The Shabbat before Pesach is called Shabbat hagadol, the Shabbat of the greatness , often wrongly translated (also by Israelis) as the great Shabbat (which would be: haShabbat hagadolah). (So the greeting is not: Shabbat gadol shalom, but: Shabbat hagadol veshalom.)
There is a dispute in the Talmud if the giving of the Torah at Mount Sinai was on the sixth or the seventh day of Sivan, but all the Sages agree that it was on a Shabbat. Why not call that Shabbat the Shabbat of Greatness?
My answer: the giving of the Torah on that Shabbat was coincidental. It says more about our readiness to accept it (it was postponed from the previous day because we weren’t ready) than about the Shabbat.
But what then was so special about the Shabbat before our exodus from Egypt? The standard answer is that we bought the symbol, the main idol of Egypt, announcing we were going to slaughter it in four days, infuriating the Egyptians but by a Miracle they could not hurt us. However, Miracles happen all the time – we were just after nine of the Ten Plagues. There should be more to this.
What was so special was that we started doing Commandments. We were already keeping Shabbat for a long time, but now we started violating this one: we did business, tied the sheep to our beds. We showed that our Shabbat observance was not just to rest or from habit.

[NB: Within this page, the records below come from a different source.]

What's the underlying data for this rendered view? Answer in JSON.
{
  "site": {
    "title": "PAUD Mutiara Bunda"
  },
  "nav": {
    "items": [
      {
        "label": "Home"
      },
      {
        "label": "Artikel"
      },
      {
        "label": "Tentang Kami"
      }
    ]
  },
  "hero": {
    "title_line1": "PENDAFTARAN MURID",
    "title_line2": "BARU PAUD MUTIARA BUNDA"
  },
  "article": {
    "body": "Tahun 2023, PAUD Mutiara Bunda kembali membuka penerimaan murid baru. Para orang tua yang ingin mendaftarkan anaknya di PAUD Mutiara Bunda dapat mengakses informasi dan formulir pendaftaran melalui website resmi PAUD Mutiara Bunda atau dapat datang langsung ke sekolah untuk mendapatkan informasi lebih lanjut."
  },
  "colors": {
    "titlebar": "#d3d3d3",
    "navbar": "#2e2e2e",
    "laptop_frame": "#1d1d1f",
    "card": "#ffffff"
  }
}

We showed, as later in temple service, by paradoxically violating Shabbat, that injunctions are not intrinsically forbidden. What’s more, when one must violate the Shabbat, the violation is not a violation. We showed how dear the Commandments are by violating Shabbat. The same One Who told us to keep Shabbat, now told us to violate it.

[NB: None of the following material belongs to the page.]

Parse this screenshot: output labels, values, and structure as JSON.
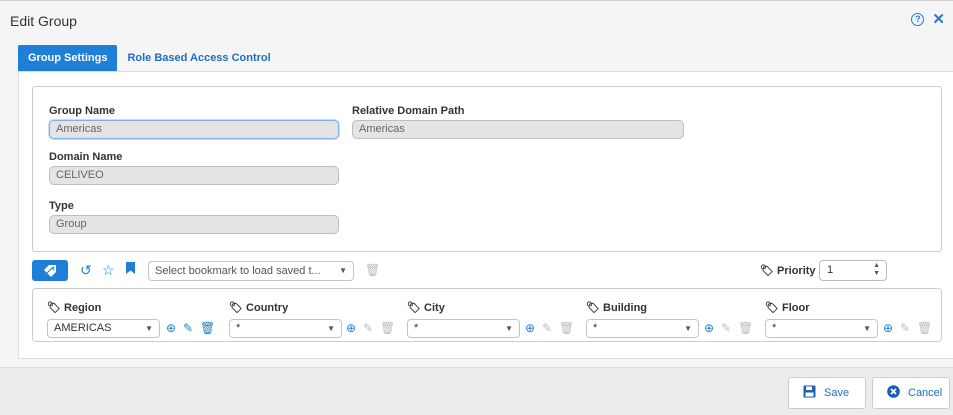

So what was the greatness? We showed our greatness on this Shabbat! We started becoming creditable, worthy of being redeemed. A turning point in Jewish history.